--- START ---
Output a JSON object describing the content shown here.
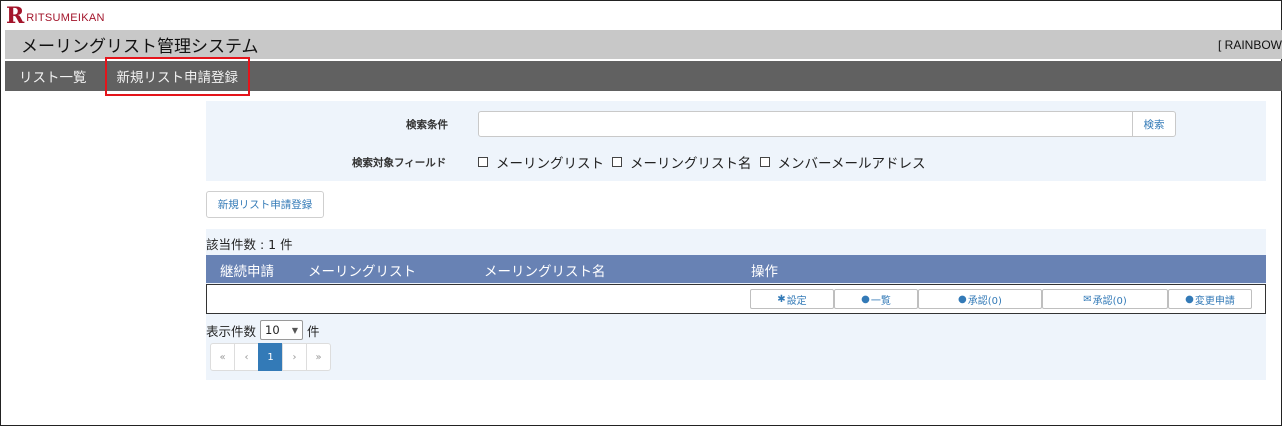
{
  "logo": {
    "mark": "R",
    "text": "RITSUMEIKAN"
  },
  "header": {
    "title": "メーリングリスト管理システム",
    "user_tag": "[ RAINBOW"
  },
  "nav": {
    "items": [
      {
        "label": "リスト一覧"
      },
      {
        "label": "新規リスト申請登録"
      }
    ]
  },
  "search": {
    "condition_label": "検索条件",
    "query_value": "",
    "button_label": "検索",
    "fields_label": "検索対象フィールド",
    "fields": [
      {
        "label": "メーリングリスト",
        "checked": false
      },
      {
        "label": "メーリングリスト名",
        "checked": false
      },
      {
        "label": "メンバーメールアドレス",
        "checked": false
      }
    ]
  },
  "new_request_button": "新規リスト申請登録",
  "results": {
    "count_text": "該当件数 : 1 件",
    "columns": [
      "継続申請",
      "メーリングリスト",
      "メーリングリスト名",
      "操作"
    ],
    "actions": [
      {
        "icon": "gear-icon",
        "glyph": "✱",
        "label": "設定"
      },
      {
        "icon": "user-icon",
        "glyph": "●",
        "label": "一覧"
      },
      {
        "icon": "user-icon",
        "glyph": "●",
        "label": "承認(0)"
      },
      {
        "icon": "envelope-icon",
        "glyph": "✉",
        "label": "承認(0)"
      },
      {
        "icon": "user-edit-icon",
        "glyph": "●",
        "label": "変更申請"
      }
    ]
  },
  "display": {
    "prefix": "表示件数",
    "value": "10",
    "suffix": "件"
  },
  "pagination": {
    "first": "«",
    "prev": "‹",
    "current": "1",
    "next": "›",
    "last": "»"
  }
}
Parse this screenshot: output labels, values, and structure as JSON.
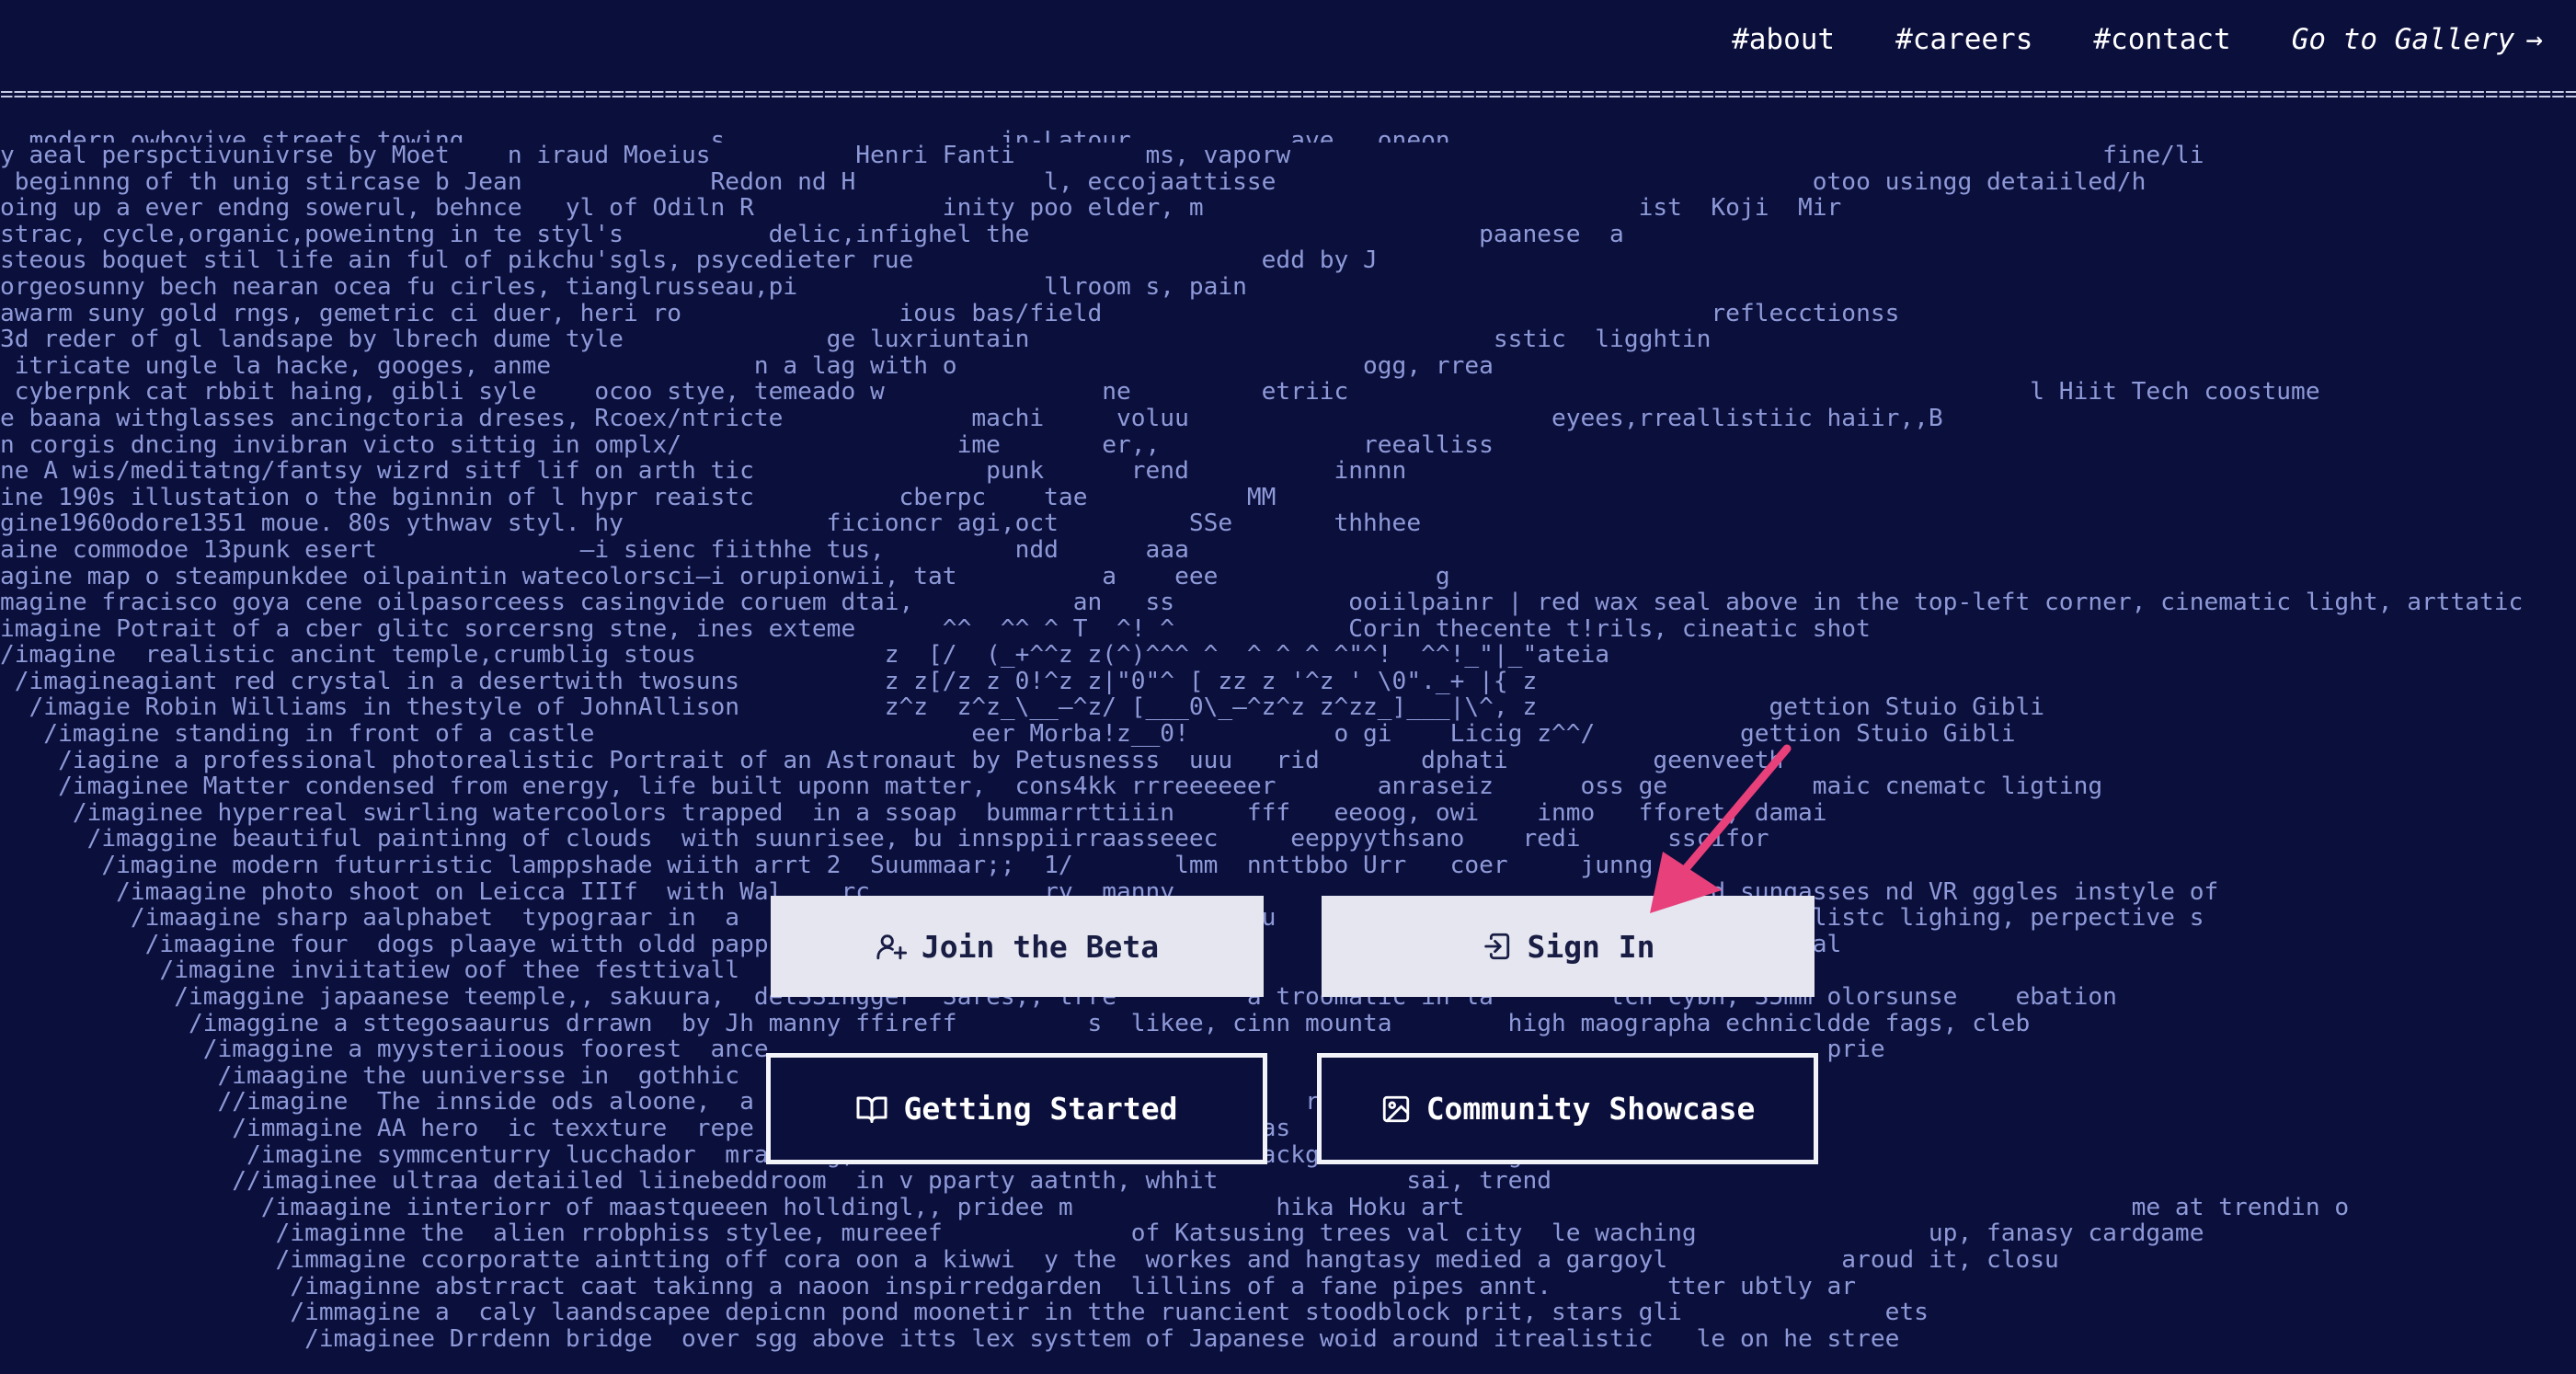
{
  "nav": {
    "about": "#about",
    "careers": "#careers",
    "contact": "#contact",
    "gallery": "Go to Gallery",
    "gallery_arrow": "→"
  },
  "divider_text": "========================================================================================================================================================================================================",
  "background_lines": [
    ", modern owboyive.streets towing,                s                   in-Latour           ave,  oneon",
    "y aeal perspctivunivrse by Moet    n iraud Moeius          Henri Fanti         ms, vaporw                                                        fine/li",
    " beginnng of th unig stircase b Jean             Redon nd H             l, eccojaattisse                                     otoo usingg detaiiled/h",
    "oing up a ever endng sowerul, behnce   yl of Odiln R             inity poo elder, m                              ist  Koji  Mir",
    "strac, cycle,organic,poweintng in te styl's          delic,infighel the                               paanese  a",
    "steous boquet stil life ain ful of pikchu'sgls, psycedieter rue                        edd by J",
    "orgeosunny bech nearan ocea fu cirles, tianglrusseau,pi                 llroom s, pain",
    "awarm suny gold rngs, gemetric ci duer, heri ro               ious bas/field                                          reflecctionss",
    "3d reder of gl landsape by lbrech dume tyle              ge luxriuntain                                sstic  ligghtin",
    " itricate ungle la hacke, googes, anme              n a lag with o                            ogg, rrea",
    " cyberpnk cat rbbit haing, gibli syle    ocoo stye, temeado w               ne         etriic                                               l Hiit Tech coostume",
    "e baana withglasses ancingctoria dreses, Rcoex/ntricte             machi     voluu                         eyees,rreallistiic haiir,,B",
    "n corgis dncing invibran victo sittig in omplx/                   ime       er,,              reealliss",
    "ne A wis/meditatng/fantsy wizrd sitf lif on arth tic                punk      rend          innnn",
    "ine 190s illustation o the bginnin of l hypr reaistc          cberpc    tae           MM",
    "gine1960odore1351 moue. 80s ythwav styl. hy              ficioncr agi,oct         SSe       thhhee",
    "aine commodoe 13punk esert              —i sienc fiithhe tus,         ndd      aaa",
    "agine map o steampunkdee oilpaintin watecolorsci—i orupionwii, tat          a    eee               g",
    "magine fracisco goya cene oilpasorceess casingvide coruem dtai,           an   ss            ooiilpainr | red wax seal above in the top-left corner, cinematic light, arttatic",
    "imagine Potrait of a cber glitc sorcersng stne, ines exteme      ^^  ^^ ^ T  ^! ^            Corin thecente t!rils, cineatic shot",
    "/imagine  realistic ancint temple,crumblig stous             z  [/  (_+^^z z(^)^^^ ^  ^ ^ ^ ^\"^!  ^^!_\"|_\"ateia",
    " /imagineagiant red crystal in a desertwith twosuns          z z[/z z 0!^z z|\"0\"^ [ zz z '^z ' \\0\"._+ |{ z",
    "  /imagie Robin Williams in thestyle of JohnAllison          z^z  z^z_\\__–^z/ [___0\\_–^z^z z^zz_]___|\\^, z                gettion Stuio Gibli",
    "   /imagine standing in front of a castle                          eer Morba!z__0!          o gi    Licig z^^/          gettion Stuio Gibli",
    "    /iagine a professional photorealistic Portrait of an Astronaut by Petusnesss  uuu   rid       dphati          geenveeth",
    "    /imaginee Matter condensed from energy, life built uponn matter,  cons4kk rrreeeeeer       anraseiz      oss ge          maic cnematc ligting",
    "     /imaginee hyperreal swirling watercoolors trapped  in a ssoap  bummarrttiiin     fff   eeoog, owi    inmo   fforet, damai",
    "      /imaggine beautiful paintinng of clouds  with suunrisee, bu innsppiirraasseeec     eeppyythsano    redi      sscifor",
    "       /imagine modern futurristic lamppshade wiith arrt 2  Suummaar;;  1/       lmm  nnttbbo Urr   coer     junng",
    "        /imaagine photo shoot on Leicca IIIf  with Wal    rc            ry  manny                                     d sungasses nd VR gggles instyle of",
    "         /imaagine sharp aalphabet  typograar in  a  ci          ecrt   oMat        lllu                  thheadhonesand suealistc lighing, perpective s",
    "          /imaagine four  dogs plaaye witth oldd papp       tuunn      llaa         hhi            lesha wth ne pitc blac, real",
    "           /imagine inviitatiew oof thee festtivall    hhe     bbee   aarrdd                         iin   e moie scne,",
    "            /imaggine japaanese teemple,, sakuura,  detSSingger  Sares,, trre         a troomatic in la        tch cybh, 35mm olorsunse    ebation",
    "             /imaggine a sttegosaaurus drrawn  by Jh manny ffireff         s  likee, cinn mounta        high maographa echnicldde fags, cleb",
    "              /imaggine a myysteriioous foorest  ance                                                                         prie",
    "               /imaagine the uuniversse in  gothhic",
    "               //imagine  The innside ods aloone,  a                                      rees",
    "                /immagine AA hero  ic texxture  repe                                 wias                       sttion",
    "                 /imagine symmcenturry lucchador  mrawiing, bbtactoorian  mane domme  backgro        dingon art",
    "                //imaginee ultraa detaiiled liinebeddroom  in v pparty aatnth, whhit             sai, trend",
    "                  /imaagine iinteriorr of maastqueeen holldingl,, pridee m              hika Hoku art                                              me at trendin o",
    "                   /imaginne the  alien rrobphiss stylee, mureeef             of Katsusing trees val city  le waching                up, fanasy cardgame",
    "                   /immagine ccorporatte aintting off cora oon a kiwwi  y the  workes and hangtasy medied a gargoyl            aroud it, closu",
    "                    /imaginne abstrract caat takinng a naoon inspirredgarden  lillins of a fane pipes annt.        tter ubtly ar",
    "                    /immagine a  caly laandscapee depicnn pond moonetir in tthe ruancient stoodblock prit, stars gli              ets",
    "                     /imaginee Drrdenn bridge  over sgg above itts lex systtem of Japanese woid around itrealistic   le on he stree"
  ],
  "buttons": {
    "join_beta": "Join the Beta",
    "sign_in": "Sign In",
    "getting_started": "Getting Started",
    "community_showcase": "Community Showcase"
  },
  "colors": {
    "background": "#0b0f3c",
    "text": "#8e9ad8",
    "light_button": "#e5e6f0",
    "arrow": "#e8407a"
  },
  "icons": {
    "join_beta": "user-plus-icon",
    "sign_in": "sign-in-icon",
    "getting_started": "book-icon",
    "community_showcase": "image-icon",
    "gallery": "arrow-right-icon"
  }
}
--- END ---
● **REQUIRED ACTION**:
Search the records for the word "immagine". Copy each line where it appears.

● **OUTPUT FOR THIS TASK**:
    "                /immagine AA hero  ic texxture  repe                                 wias                       sttion",
    "                   /immagine ccorporatte aintting off cora oon a kiwwi  y the  workes and hangtasy medied a gargoyl            aroud it, closu",
    "                    /immagine a  caly laandscapee depicnn pond moonetir in tthe ruancient stoodblock prit, stars gli              ets",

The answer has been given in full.